• Authorized the addition of Adrian Jarvis and Zonia Ortez to the district’s substitute food service worker list. They will be paid $9 per hour when their services are needed.

• Authorized the addition of John Patrick Murphy to the district’s substitute teacher list. He will be paid $90 per day when his services are needed.

• Approved a New York State geographic information systems cooperative data sharing agreement.

Source: Public Information Office

Huntington Station Hood Gets Sixteen Years

U.S. District Judge Sandra J. Feuerstein sentenced former Huntington Station resident Edwin Morejon, 22, and co-defendant Angel Cordero Jr., 29, of Deer Park to 16 years in prison after the pair pleaded guilty to charges of gang-related conspiracy to commit assaults with dangerous weapons; attempted assault with a dangerous weapon; and illegal possession of a firearm in connection with a crime of violence.
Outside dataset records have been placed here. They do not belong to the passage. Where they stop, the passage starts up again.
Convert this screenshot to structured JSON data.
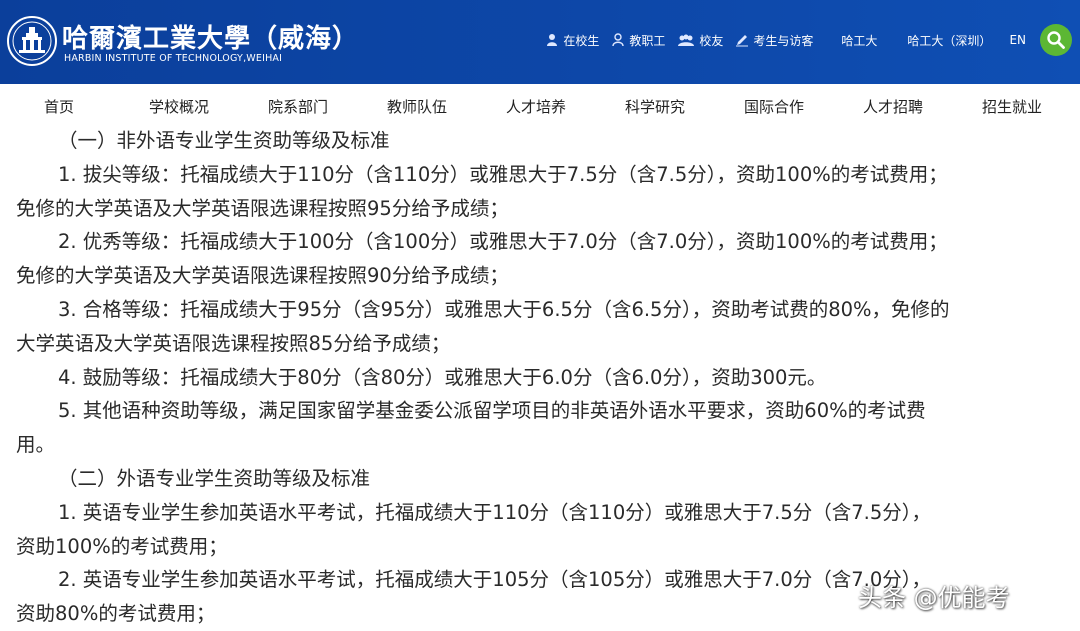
{
  "header": {
    "school_name_cn": "哈爾濱工業大學（威海）",
    "school_name_en": "HARBIN INSTITUTE OF TECHNOLOGY,WEIHAI",
    "links": {
      "students": "在校生",
      "staff": "教职工",
      "alumni": "校友",
      "visitors": "考生与访客",
      "hit": "哈工大",
      "hit_shenzhen": "哈工大（深圳）",
      "english": "EN"
    },
    "colors": {
      "background": "#0d47a8",
      "search": "#5cb734"
    }
  },
  "nav": {
    "items": [
      "首页",
      "学校概况",
      "院系部门",
      "教师队伍",
      "人才培养",
      "科学研究",
      "国际合作",
      "人才招聘",
      "招生就业"
    ]
  },
  "content": {
    "lines": [
      "（一）非外语专业学生资助等级及标准",
      "1. 拔尖等级：托福成绩大于110分（含110分）或雅思大于7.5分（含7.5分），资助100%的考试费用；",
      "免修的大学英语及大学英语限选课程按照95分给予成绩；",
      "2. 优秀等级：托福成绩大于100分（含100分）或雅思大于7.0分（含7.0分），资助100%的考试费用；",
      "免修的大学英语及大学英语限选课程按照90分给予成绩；",
      "3. 合格等级：托福成绩大于95分（含95分）或雅思大于6.5分（含6.5分），资助考试费的80%，免修的",
      "大学英语及大学英语限选课程按照85分给予成绩；",
      "4. 鼓励等级：托福成绩大于80分（含80分）或雅思大于6.0分（含6.0分），资助300元。",
      "5. 其他语种资助等级，满足国家留学基金委公派留学项目的非英语外语水平要求，资助60%的考试费",
      "用。",
      "（二）外语专业学生资助等级及标准",
      "1. 英语专业学生参加英语水平考试，托福成绩大于110分（含110分）或雅思大于7.5分（含7.5分），",
      "资助100%的考试费用；",
      "2. 英语专业学生参加英语水平考试，托福成绩大于105分（含105分）或雅思大于7.0分（含7.0分），",
      "资助80%的考试费用；"
    ]
  },
  "watermark": "头条 @优能考"
}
Law enforcement sources close to the case related that, under Cordero’s leadership in 2009 and early 2010, members of Huntington’s Latin Kings shot four people they believed were rival gang members.  The FBI’s Long Island Gang Task Force, with assistance from Suffolk County Police detectives, was able to collect enough evidence to convict the pair after a two-year investigation. Stemming from a March 25, 2010 coordinated law enforcement operation, the FBI Long Island Gang Task Force and Suffolk County Police Department Special Operations Team arrested eight suspected Latin King gang members in Huntington Station and Deer Park on various federal charges. All eight of the subjects were taken into custody without incident and appeared in the Eastern District of New York Federal Court later that day.

According to information released by US Attorney Loretta Lynch, Cordero “participated in multiple attempted shootings” in Huntington Station.  Among them was the September 1, 2009, shooting near Jack Abrams Intermediate School. The incident ultimately led to the school’s closing– a decision that caused considerable controversy within the Huntington School District #3 School Board, initiating discord among parents and civic groups.

Attorney Lynch commented that in his attempts “to own the streets of Huntington Station, Cordero turned those streets into a shooting gallery, unleashing gunfire throughout the community, including near a school.”

A STEM Magnet School Being Considered at Jack Abrams School Building

Huntington School District officials are continuing their investigation into creating a science, technology, engineering and math (STEM) magnet school at Jack Abrams School. Since administrators and trustees discussed the idea earlier this month at a public meeting of the Huntington School Board, the community has been buzzing about the concept.

If the district decides to move forward with the initiative, it would eventually establish “a rigorous, engaging and inquiry-based program,” Superintendent James W. Polansky said. The school would most likely be populated with students on several primary/intermediate grade levels.

But, just what is a magnet school? It is a public school that exists within a district without the usual attendance zone boundaries. Students enrolled in any of the district’s elementary buildings who are in one of the grades that will be educated in the magnet school would be eligible to attend the new program.

Magnet schools were first created more than 40 years ago and have been popular educational choices in urban areas. They typically offer some sort of specialized instruction or academic program. Magnet schools offer open enrollment geographically, regardless of attendance zones.

The Huntington School District is looking into the academic program that might be offered at its STEM magnet school, how much it would cost to establish and operate and what grants are available to underwrite such an initiative.

Source: Public Information Office